Why Google Keep is less likely to die quickly than Google Reader

Jim Dalrymple linked to a piece by Om Malik regarding Google's new note taking/saving service called Google Keep (an Evernote clone). Jim's comment on the matter was the following:

How can Google expect users to trust them with an app when they could shut it down at any time. No thanks Google.

I have more faith Google keeping Google Keep alive than Reader. From the data mining perspective it makes a lot of sense:
Reader gave them data on what you read, what sites you're interested in, but even this was a—potentially huge—haystack from which Google still had to pick the things you're really interested in, only slightly aided by the fact that you might've shared one or the other article using the buttons on Google Reader's web interface.

Google Keep will give them insight into the things that are important enough for you to have them saved permanently. It has the potential to give them data that's more useful than what they get from search, because you're doing the filtering and the only thing you save are the pertinent bits. It removes a huge amount of uncertainty for them.

Combined with data gathered through their search products and various social networks, Google not only knows what it is you're really interested in, but—in some cases—also how you came to acquire that information. After a while this'll make predicting your (re-)search behaviour and decision process a lot easier for them.

Last but not least there's the data from the real world that you input that Google might've had close to no access before. Users will be saving photographs of information they need to remember in there, maybe some documents and other random pieces of data that Google would've not seen before. All available for them to analyse and store.

What this means for Google is the ability to tell their customers that they have a more complete picture of the product (= you) they're buying.
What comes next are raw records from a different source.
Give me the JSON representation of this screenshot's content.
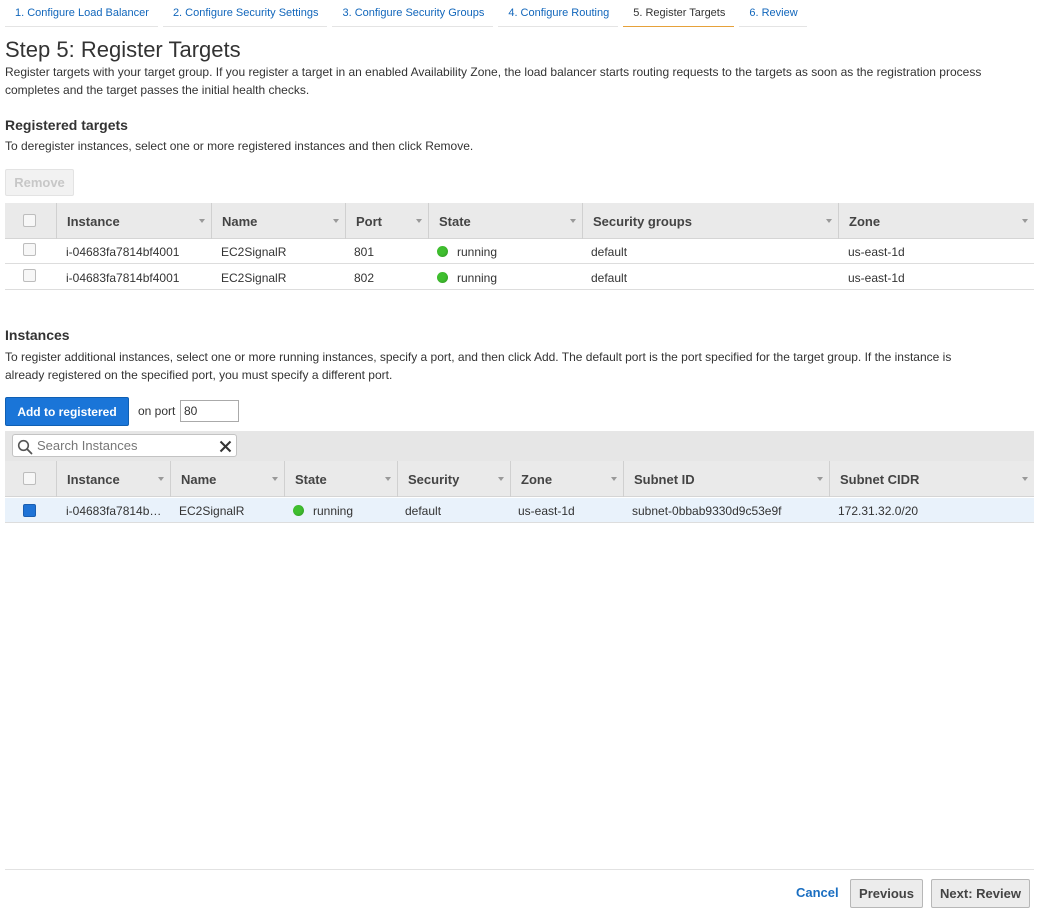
{
  "wizard": {
    "tabs": [
      {
        "label": "1. Configure Load Balancer"
      },
      {
        "label": "2. Configure Security Settings"
      },
      {
        "label": "3. Configure Security Groups"
      },
      {
        "label": "4. Configure Routing"
      },
      {
        "label": "5. Register Targets",
        "active": true
      },
      {
        "label": "6. Review"
      }
    ]
  },
  "page": {
    "title": "Step 5: Register Targets",
    "description_line1": "Register targets with your target group. If you register a target in an enabled Availability Zone, the load balancer starts routing requests to the targets as soon as the registration process",
    "description_line2": "completes and the target passes the initial health checks."
  },
  "registered": {
    "heading": "Registered targets",
    "hint": "To deregister instances, select one or more registered instances and then click Remove.",
    "remove_label": "Remove",
    "columns": [
      "Instance",
      "Name",
      "Port",
      "State",
      "Security groups",
      "Zone"
    ],
    "rows": [
      {
        "instance": "i-04683fa7814bf4001",
        "name": "EC2SignalR",
        "port": "801",
        "state": "running",
        "security_groups": "default",
        "zone": "us-east-1d"
      },
      {
        "instance": "i-04683fa7814bf4001",
        "name": "EC2SignalR",
        "port": "802",
        "state": "running",
        "security_groups": "default",
        "zone": "us-east-1d"
      }
    ]
  },
  "instances": {
    "heading": "Instances",
    "hint_line1": "To register additional instances, select one or more running instances, specify a port, and then click Add. The default port is the port specified for the target group. If the instance is",
    "hint_line2": "already registered on the specified port, you must specify a different port.",
    "add_label": "Add to registered",
    "on_port_label": "on port",
    "port_value": "80",
    "search_placeholder": "Search Instances",
    "columns": [
      "Instance",
      "Name",
      "State",
      "Security",
      "Zone",
      "Subnet ID",
      "Subnet CIDR"
    ],
    "rows": [
      {
        "instance": "i-04683fa7814b…",
        "name": "EC2SignalR",
        "state": "running",
        "security": "default",
        "zone": "us-east-1d",
        "subnet_id": "subnet-0bbab9330d9c53e9f",
        "subnet_cidr": "172.31.32.0/20",
        "selected": true
      }
    ]
  },
  "footer": {
    "cancel_label": "Cancel",
    "previous_label": "Previous",
    "next_label": "Next: Review"
  },
  "colors": {
    "link": "#1166bb",
    "primary": "#1a75d8",
    "active_tab_underline": "#e6a13a",
    "running": "#3fbf2f"
  }
}
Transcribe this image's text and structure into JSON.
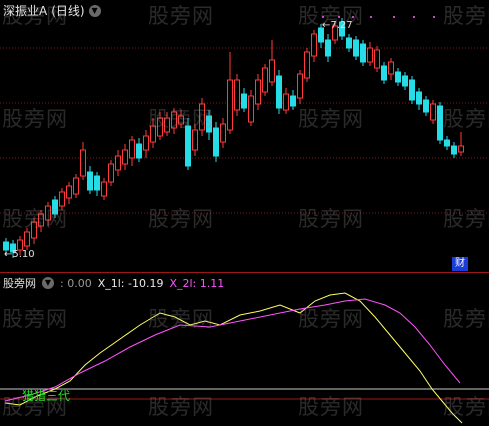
{
  "main": {
    "title": "深振业A",
    "period": "(日线)",
    "high_label": "7.27",
    "low_label": "5.10",
    "badge": "财",
    "watermark": "股旁网"
  },
  "indicator": {
    "name": "股旁网",
    "value_main": ": 0.00",
    "x1": "X_1l: -10.19",
    "x2": "X_2l: 1.11",
    "label": "猎猎三代"
  },
  "colors": {
    "up": "#ff3b3b",
    "down": "#26dce6",
    "line1": "#ffff66",
    "line2": "#ff55ff"
  }
}
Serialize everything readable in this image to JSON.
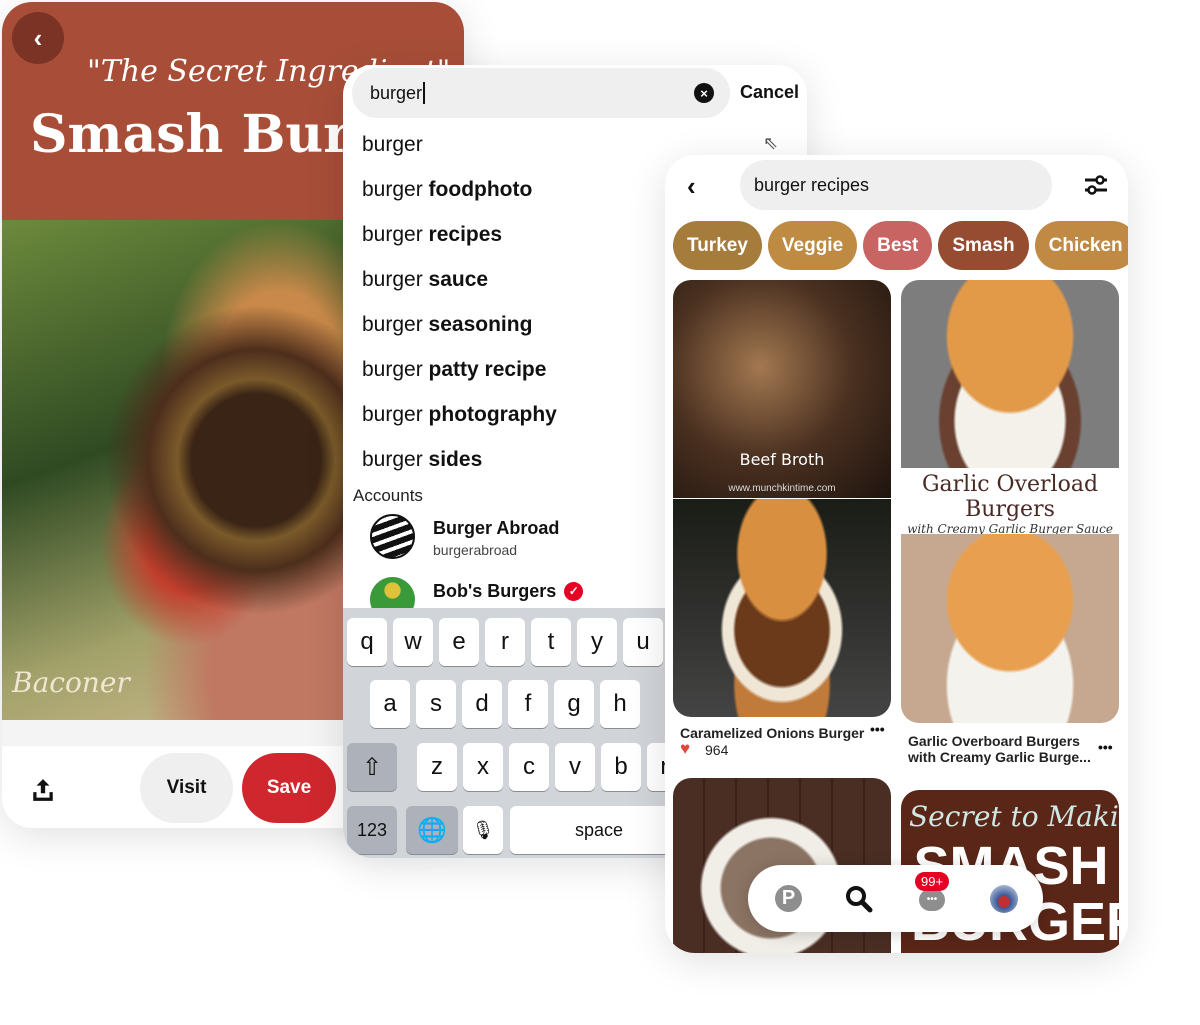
{
  "pin_screen": {
    "image_title_script": "\"The Secret Ingredient\"",
    "image_title": "Smash Burger",
    "watermark": "The Baconer",
    "visit_label": "Visit",
    "save_label": "Save",
    "save_color": "#d0272e",
    "header_color": "#a84e38",
    "icons": [
      "chevron-left-icon",
      "share-icon"
    ]
  },
  "search_screen": {
    "query": "burger",
    "cancel_label": "Cancel",
    "suggestions": [
      {
        "base": "burger",
        "bold": ""
      },
      {
        "base": "burger ",
        "bold": "foodphoto"
      },
      {
        "base": "burger ",
        "bold": "recipes"
      },
      {
        "base": "burger ",
        "bold": "sauce"
      },
      {
        "base": "burger ",
        "bold": "seasoning"
      },
      {
        "base": "burger ",
        "bold": "patty recipe"
      },
      {
        "base": "burger ",
        "bold": "photography"
      },
      {
        "base": "burger ",
        "bold": "sides"
      }
    ],
    "accounts_heading": "Accounts",
    "accounts": [
      {
        "name": "Burger Abroad",
        "handle": "burgerabroad",
        "verified": false
      },
      {
        "name": "Bob's Burgers",
        "verified": true
      }
    ],
    "keyboard": {
      "row1": [
        "q",
        "w",
        "e",
        "r",
        "t",
        "y",
        "u"
      ],
      "row2": [
        "a",
        "s",
        "d",
        "f",
        "g",
        "h"
      ],
      "row3": [
        "z",
        "x",
        "c",
        "v",
        "b",
        "n"
      ],
      "numbers_label": "123",
      "space_label": "space"
    }
  },
  "results_screen": {
    "query": "burger recipes",
    "chips": [
      {
        "label": "Turkey",
        "color": "#a57c3c"
      },
      {
        "label": "Veggie",
        "color": "#bf8a42"
      },
      {
        "label": "Best",
        "color": "#c86461"
      },
      {
        "label": "Smash",
        "color": "#954c30"
      },
      {
        "label": "Chicken",
        "color": "#c08a45"
      },
      {
        "label": "",
        "color": "#98a040"
      }
    ],
    "pins": [
      {
        "overlay": "Beef Broth",
        "overlay_url": "www.munchkintime.com",
        "title": "Caramelized Onions Burger",
        "reactions": "964"
      },
      {
        "overlay_title": "Garlic Overload Burgers",
        "overlay_sub": "with Creamy Garlic Burger Sauce",
        "title": "Garlic Overboard Burgers with Creamy Garlic Burge..."
      },
      {
        "overlay_script": "Secret to Making",
        "overlay_big": "SMASH BURGERS"
      }
    ],
    "nav": {
      "items": [
        "home-icon",
        "search-icon",
        "messages-icon",
        "profile-avatar"
      ],
      "badge": "99+",
      "active": "search-icon"
    }
  }
}
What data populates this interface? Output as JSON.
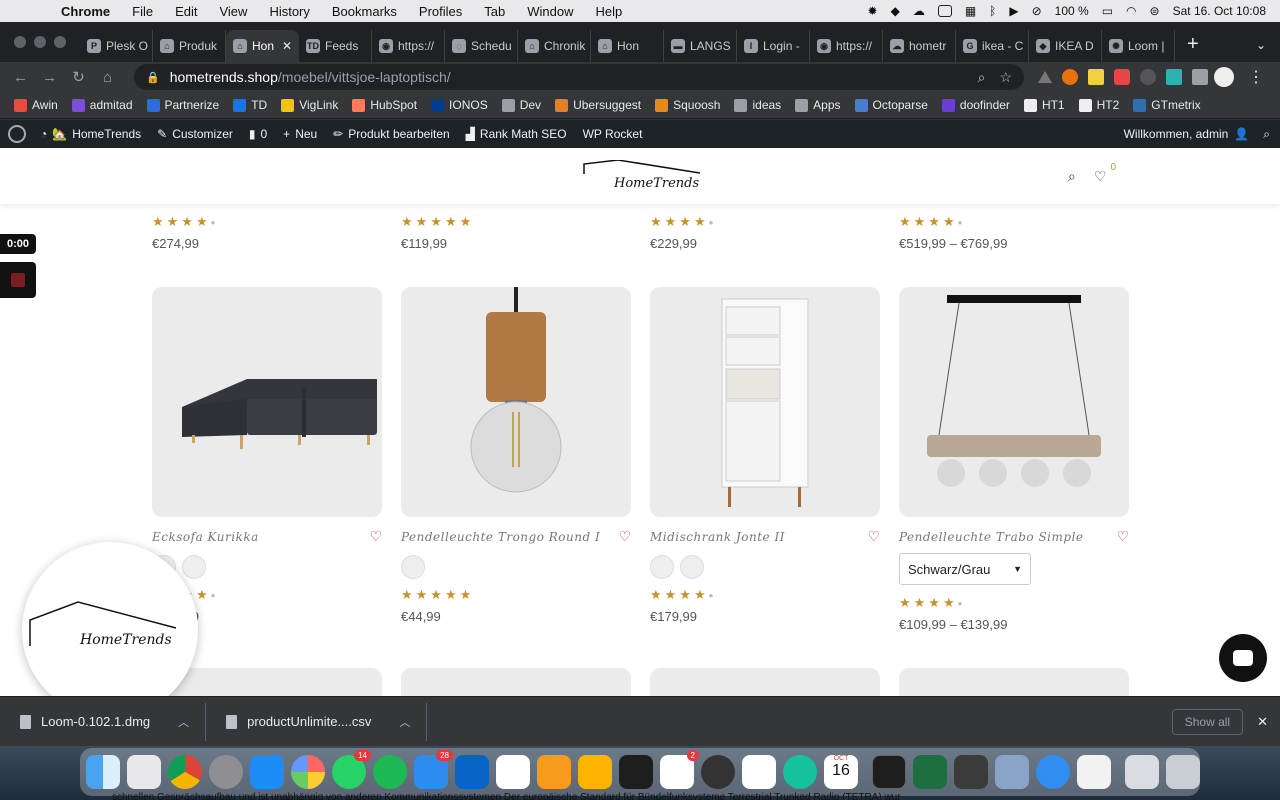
{
  "menubar": {
    "app_name": "Chrome",
    "items": [
      "File",
      "Edit",
      "View",
      "History",
      "Bookmarks",
      "Profiles",
      "Tab",
      "Window",
      "Help"
    ],
    "battery": "100 %",
    "datetime": "Sat 16. Oct  10:08"
  },
  "tabs": [
    {
      "label": "Plesk O",
      "fav": "P"
    },
    {
      "label": "Produk",
      "fav": "⌂"
    },
    {
      "label": "Hon",
      "fav": "⌂",
      "active": true
    },
    {
      "label": "Feeds",
      "fav": "TD"
    },
    {
      "label": "https://",
      "fav": "◉"
    },
    {
      "label": "Schedu",
      "fav": "◌"
    },
    {
      "label": "Chronik",
      "fav": "⌂"
    },
    {
      "label": "Hon",
      "fav": "⌂"
    },
    {
      "label": "LANGS",
      "fav": "▬"
    },
    {
      "label": "Login -",
      "fav": "I"
    },
    {
      "label": "https://",
      "fav": "◉"
    },
    {
      "label": "hometr",
      "fav": "☁"
    },
    {
      "label": "ikea - C",
      "fav": "G"
    },
    {
      "label": "IKEA D",
      "fav": "◆"
    },
    {
      "label": "Loom |",
      "fav": "✺"
    }
  ],
  "address": {
    "host": "hometrends.shop",
    "path": "/moebel/vittsjoe-laptoptisch/"
  },
  "bookmarks": [
    "Awin",
    "admitad",
    "Partnerize",
    "TD",
    "VigLink",
    "HubSpot",
    "IONOS",
    "Dev",
    "Ubersuggest",
    "Squoosh",
    "ideas",
    "Apps",
    "Octoparse",
    "doofinder",
    "HT1",
    "HT2",
    "GTmetrix"
  ],
  "wpbar": {
    "site": "HomeTrends",
    "customizer": "Customizer",
    "comments": "0",
    "new": "Neu",
    "edit_product": "Produkt bearbeiten",
    "seo": "Rank Math SEO",
    "rocket": "WP Rocket",
    "greeting": "Willkommen, admin"
  },
  "site": {
    "logo_text": "HomeTrends",
    "wishlist_count": "0"
  },
  "top_row": [
    {
      "rating": 4,
      "price": "€274,99"
    },
    {
      "rating": 5,
      "price": "€119,99"
    },
    {
      "rating": 4,
      "price": "€229,99"
    },
    {
      "rating": 4,
      "price": "€519,99 – €769,99"
    }
  ],
  "products": [
    {
      "title": "Ecksofa Kurikka",
      "rating": 4,
      "price": "€274,99",
      "swatches": 2
    },
    {
      "title": "Pendelleuchte Trongo Round I",
      "rating": 5,
      "price": "€44,99",
      "swatches": 1
    },
    {
      "title": "Midischrank Jonte II",
      "rating": 4,
      "price": "€179,99",
      "swatches": 2
    },
    {
      "title": "Pendelleuchte Trabo Simple",
      "rating": 4,
      "price": "€109,99 – €139,99",
      "select": "Schwarz/Grau"
    }
  ],
  "recorder": {
    "time": "0:00",
    "bubble_text": "HomeTrends"
  },
  "downloads": {
    "items": [
      "Loom-0.102.1.dmg",
      "productUnlimite....csv"
    ],
    "show_all": "Show all"
  },
  "dock": {
    "badges": {
      "whatsapp": "14",
      "mail": "28",
      "reminders": "2"
    },
    "calendar_month": "OCT",
    "calendar_day": "16"
  },
  "caption": "schnellen Gesprächsaufbau und ist unabhängig von anderen Kommunikationssystemen       Der europäische Standard für Bündelfunksysteme Terrestrial Trunked Radio (TETRA) wur",
  "colors": {
    "star": "#c6922a",
    "heart": "#b02b3a",
    "wpbar": "#1d2327"
  }
}
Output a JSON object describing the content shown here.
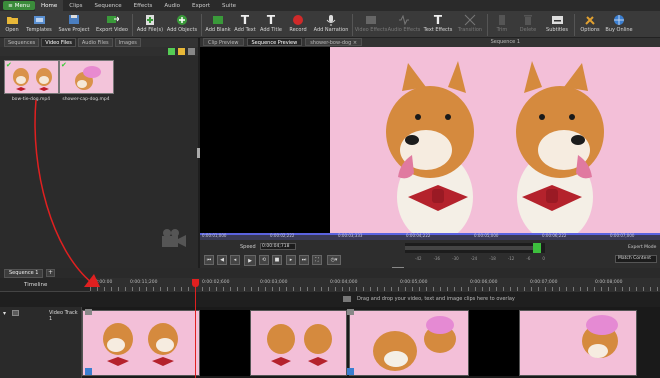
{
  "menubar": {
    "menu_label": "Menu",
    "tabs": [
      "Home",
      "Clips",
      "Sequence",
      "Effects",
      "Audio",
      "Export",
      "Suite"
    ]
  },
  "toolbar": {
    "items": [
      {
        "label": "Open",
        "icon": "folder-open-icon"
      },
      {
        "label": "Templates",
        "icon": "template-icon"
      },
      {
        "label": "Save Project",
        "icon": "save-icon"
      },
      {
        "label": "Export Video",
        "icon": "export-video-icon"
      },
      {
        "label": "Add File(s)",
        "icon": "add-file-icon"
      },
      {
        "label": "Add Objects",
        "icon": "add-objects-icon"
      },
      {
        "label": "Add Blank",
        "icon": "add-blank-icon"
      },
      {
        "label": "Add Text",
        "icon": "add-text-icon"
      },
      {
        "label": "Add Title",
        "icon": "add-title-icon"
      },
      {
        "label": "Record",
        "icon": "record-icon"
      },
      {
        "label": "Add Narration",
        "icon": "microphone-icon"
      },
      {
        "label": "Video Effects",
        "icon": "video-effects-icon"
      },
      {
        "label": "Audio Effects",
        "icon": "audio-effects-icon"
      },
      {
        "label": "Text Effects",
        "icon": "text-effects-icon"
      },
      {
        "label": "Transition",
        "icon": "transition-icon"
      },
      {
        "label": "Trim",
        "icon": "trim-icon"
      },
      {
        "label": "Delete",
        "icon": "delete-icon"
      },
      {
        "label": "Subtitles",
        "icon": "subtitles-icon"
      },
      {
        "label": "Options",
        "icon": "options-icon"
      },
      {
        "label": "Buy Online",
        "icon": "buy-online-icon"
      }
    ]
  },
  "bin": {
    "tabs": [
      "Sequences",
      "Video Files",
      "Audio Files",
      "Images"
    ],
    "files": [
      {
        "name": "bow-tie-dog.mp4"
      },
      {
        "name": "shower-cap-dog.mp4"
      }
    ]
  },
  "preview": {
    "tabs": [
      "Clip Preview",
      "Sequence Preview",
      "shower-bow-dog"
    ],
    "sequence_title": "Sequence 1",
    "ruler_ticks": [
      "0:00:01;000",
      "0:00:02;222",
      "0:00:03;333",
      "0:00:04;222",
      "0:00:05;000",
      "0:00:06;222",
      "0:00:07;000"
    ],
    "speed_label": "Speed",
    "speed_value": "0:00:04;718",
    "expert_mode": "Expert Mode",
    "match_content": "Match Content",
    "vu_labels": [
      "-42",
      "-36",
      "-30",
      "-24",
      "-18",
      "-12",
      "-6",
      "0"
    ]
  },
  "timeline": {
    "tab": "Sequence 1",
    "add_tab": "+",
    "label": "Timeline",
    "ticks": [
      "0:00:00",
      "0:00:11;200",
      "0:00:02;600",
      "0:00:03;000",
      "0:00:04;000",
      "0:00:05;000",
      "0:00:06;000",
      "0:00:07;000",
      "0:00:08;000"
    ],
    "overlay_hint": "Drag and drop your video, text and image clips here to overlay",
    "video_track": "Video Track 1"
  },
  "colors": {
    "accent_green": "#3b8c3b",
    "playhead_red": "#e02020",
    "ruler_blue": "#4a52d8",
    "clip_pink": "#f3bfd8"
  }
}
As an aside:
I've been an Evernote user for many years, since the first private beta actually, and even though the service has many problems and I've pretty much stopped using it, I was glad that it has always been a service that didn't rely on the company selling my data to make money.